A Key

Events marked Russia Symbol are specific to Muscovy/Russia's internal development.
Those marked World Symbol are important world historical or cultural events.
Engagement Symbol indicates specific points of sociocultural or military engagement between Muscovy/Russia and foreign powers or individuals.



 Engagement Symbol    Ivan the Terrible's Punishment of Novgorod in 1570

Ivan IV's ruthless campaign to eliminate rivals to his rule and to Muscovy's hegemony also sought to intimidate those who remained. When rumors reached Ivan that the independent-minded Novgorod (which Ivan III [r. 1462-1505] had forcibly annexed in 1471) intended to break away from the tsardom, he inflicted particularly cruel punishment upon its population. The horrors of this period are aptly characterized in the following passage describing events in Novgorod.

Thereupon, the Orthodox Tsar and Grand Prince Ivan Vasilevich, lord of All Russia . commanded that the powerful boyars, the important merchants, the administrative officials, and the citizens of every rank be brought before him, together with their wives and children. The Tsar ordered that they be tortured in his presence in various spiteful, horrible, and inhuman ways. After many various unspeakable and bitter tortures, the Tsar ordered that their bodies be tormented and roasted with fire in refined ways. And the Tsar com­manded his nobles to bind the hands and feet and heads of these tortured and roasted human beings with fine ropes in various ways. He ordered that each man be tied to a sled, be dragged to the Volkhov bridge behind the fast-moving sleds, and be thrown into the Volkhov River (which bisects Novgorod) from the bridge. The Tsar ordered that their wives and children be brought to the Volkhov bridge where a high platform had been erected. He commanded that they be chained on the arms and legs and that the children be tied to their mothers and then be thrown from the platform into the waters of the Volkhov River.
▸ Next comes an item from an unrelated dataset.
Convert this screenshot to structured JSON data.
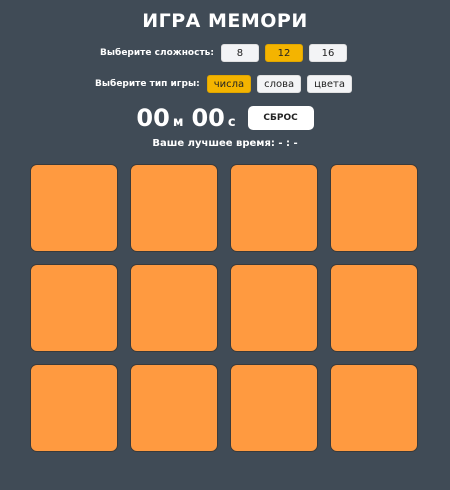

Meanwhile, the Tsar's men, the nobles and soldiers, moved about in small boats on the Volkhov River, armed with spears, lances, hooks, and axes. When the people, men and women of all ages, surfaced, they were stabbed by the soldiers with hooks, lances, and spears, or they were struck with axes. In a horrible manner they were submerged without mercy in the depths of the river, and abandoned to a terrible and bitter death.

Polnoe sobranie russkikh letopisei [Complete Collection of Russian Chronicles]. Vol. 3 (St. Petersburg, 1885). Excerpted from: Basil Dmytryshyn, ed., Medieval Russia: A Source Book, 900-1700. 2nd edition. Orlando, Florida: Holt, Rinehart and Winston, 1973. Reprinted courtesy of Academic International Press.